Alcohol industry arguments for putting profit before health in the midst of a pandemic: The Western Australian experience
In an effort to limit the impact of alcohol on the Western Australian (WA) health system during the coronavirus disease (COVID‐19) pandemic, the WA Government introduced temporary restrictions on takeaway alcohol purchases for several weeks in March and April 2020. In response, alcohol industry representatives encouraged the WA Government to remove the restrictions and replace them with a voluntary alcohol industry initiative. The researchers looked at alcohol industry representatives’ comments in media and online publications during this period.
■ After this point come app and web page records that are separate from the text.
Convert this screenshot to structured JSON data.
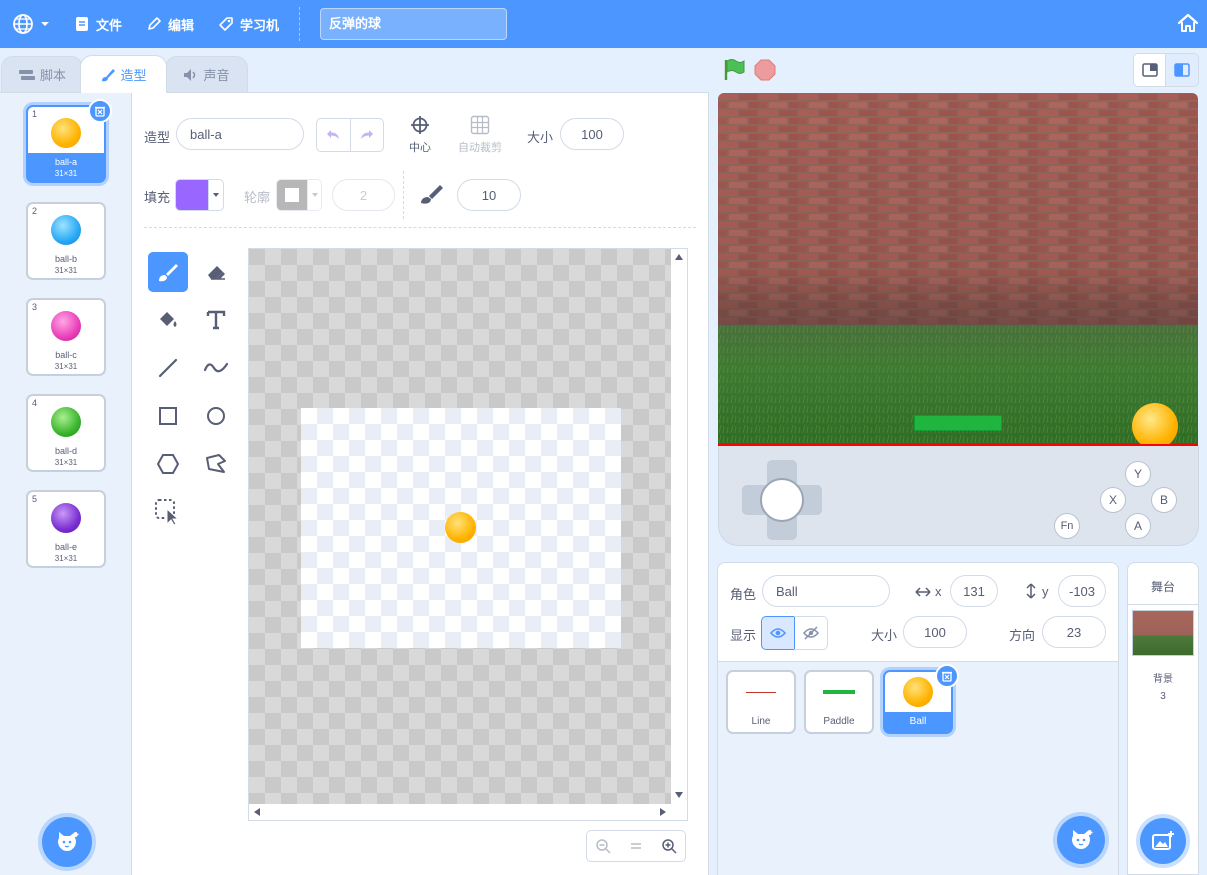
{
  "menubar": {
    "file_label": "文件",
    "edit_label": "编辑",
    "learn_label": "学习机",
    "project_title": "反弹的球"
  },
  "tabs": [
    {
      "label": "脚本",
      "icon": "code-icon"
    },
    {
      "label": "造型",
      "icon": "brush-icon"
    },
    {
      "label": "声音",
      "icon": "speaker-icon"
    }
  ],
  "costumes": [
    {
      "num": "1",
      "name": "ball-a",
      "size": "31×31",
      "color": "#ffb300"
    },
    {
      "num": "2",
      "name": "ball-b",
      "size": "31×31",
      "color": "#29a8f5"
    },
    {
      "num": "3",
      "name": "ball-c",
      "size": "31×31",
      "color": "#e93fb8"
    },
    {
      "num": "4",
      "name": "ball-d",
      "size": "31×31",
      "color": "#3ab52e"
    },
    {
      "num": "5",
      "name": "ball-e",
      "size": "31×31",
      "color": "#7b2fd2"
    }
  ],
  "paint": {
    "costume_label": "造型",
    "costume_name": "ball-a",
    "center_label": "中心",
    "autocrop_label": "自动裁剪",
    "size_label": "大小",
    "size_value": "100",
    "fill_label": "填充",
    "fill_color": "#9966ff",
    "outline_label": "轮廓",
    "outline_width": "2",
    "brush_size": "10"
  },
  "sprite": {
    "name_label": "角色",
    "name": "Ball",
    "x_label": "x",
    "x": "131",
    "y_label": "y",
    "y": "-103",
    "show_label": "显示",
    "size_label": "大小",
    "size": "100",
    "direction_label": "方向",
    "direction": "23"
  },
  "sprites": [
    {
      "name": "Line"
    },
    {
      "name": "Paddle"
    },
    {
      "name": "Ball"
    }
  ],
  "stage_panel": {
    "title": "舞台",
    "backdrop_label": "背景",
    "backdrop_count": "3"
  },
  "controller": {
    "y": "Y",
    "x": "X",
    "b": "B",
    "a": "A",
    "fn": "Fn"
  },
  "colors": {
    "accent": "#4c97ff",
    "paddle": "#1fb53f",
    "line": "#ff0000"
  }
}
The researchers found that the industry framed alcohol as an essential product, focused on the impact of the restrictions on WA businesses and framed the restrictions as complex and ineffective. The themes and arguments the researchers identified are commonly used by the alcohol industry and are not unique to the pandemic. The alcohol industry’s response to the COVID‐19 restrictions in Australia provides a unique case study of how the alcohol industry attempts to interfere in public health policy.
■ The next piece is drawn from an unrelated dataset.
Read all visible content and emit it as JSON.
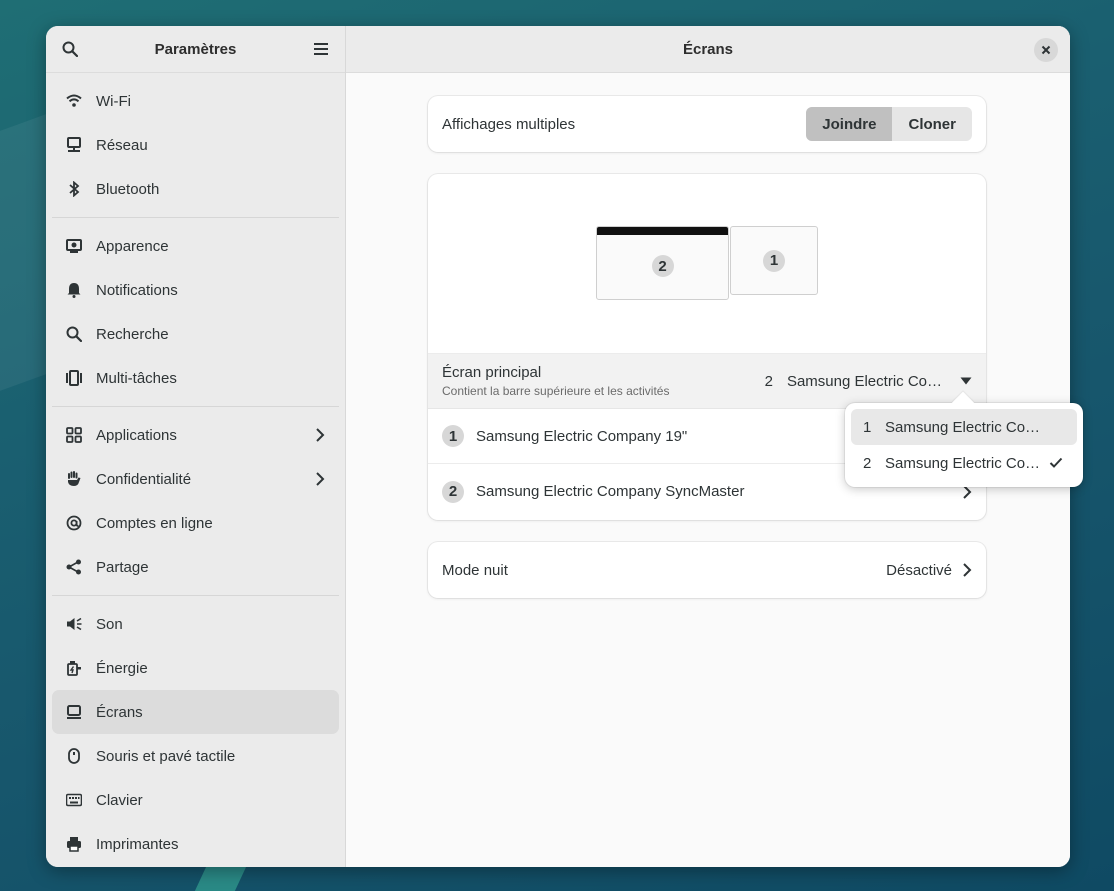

The coronavirus disease (COVID‐19) pandemic has raised the profile of public health prevention and catapulted health to be one of the key priorities in our everyday lives. Not surprisingly, alcohol has been a topic of significant interest during the pandemic. Around the world and in Australia, governments have acted to either help the alcohol industry through the pandemic or to help deal with the strain that alcohol use places on health and law enforcement services.
Given the increased focus of the world on public health and the impacts of COVID‐19 on the alcohol industry, the pandemic provides a good opportunity to consider alcohol industry activities and arguments to influence public health measures.
Alcohol Industry Response to Takeaway Alcohol Restrictions
- Framing alcohol as an essential product
- Framing alcohol as having a positive effect on society and the economy, as being part of everyday life and as good for health;
- Focusing solely on the impact of “restrictions” on WA businesses
- Framing WA restrictions as complex and ineffective
- Lobbying for self-regulation and reframing policy issue
- A voluntary initiative was introduced by Big Alcohol to forestall any government intervention in other jurisdictions in Australia;
- Noteworthy: WA Government restrictions and the alcohol industry voluntary initiative had differing aims; while the WA Government restrictions recognised alcohol as a preventable health burden and aimed to reduce its impact on the health system, Big Alcohol’s voluntary initiative aimed to prevent stockpiling of alcohol, which framed the issue of concern as being about panic buying, rather than the health system burden;
- Criticizing public health measures as being “ineffective” or “too strict” despite evidence of their effectiveness.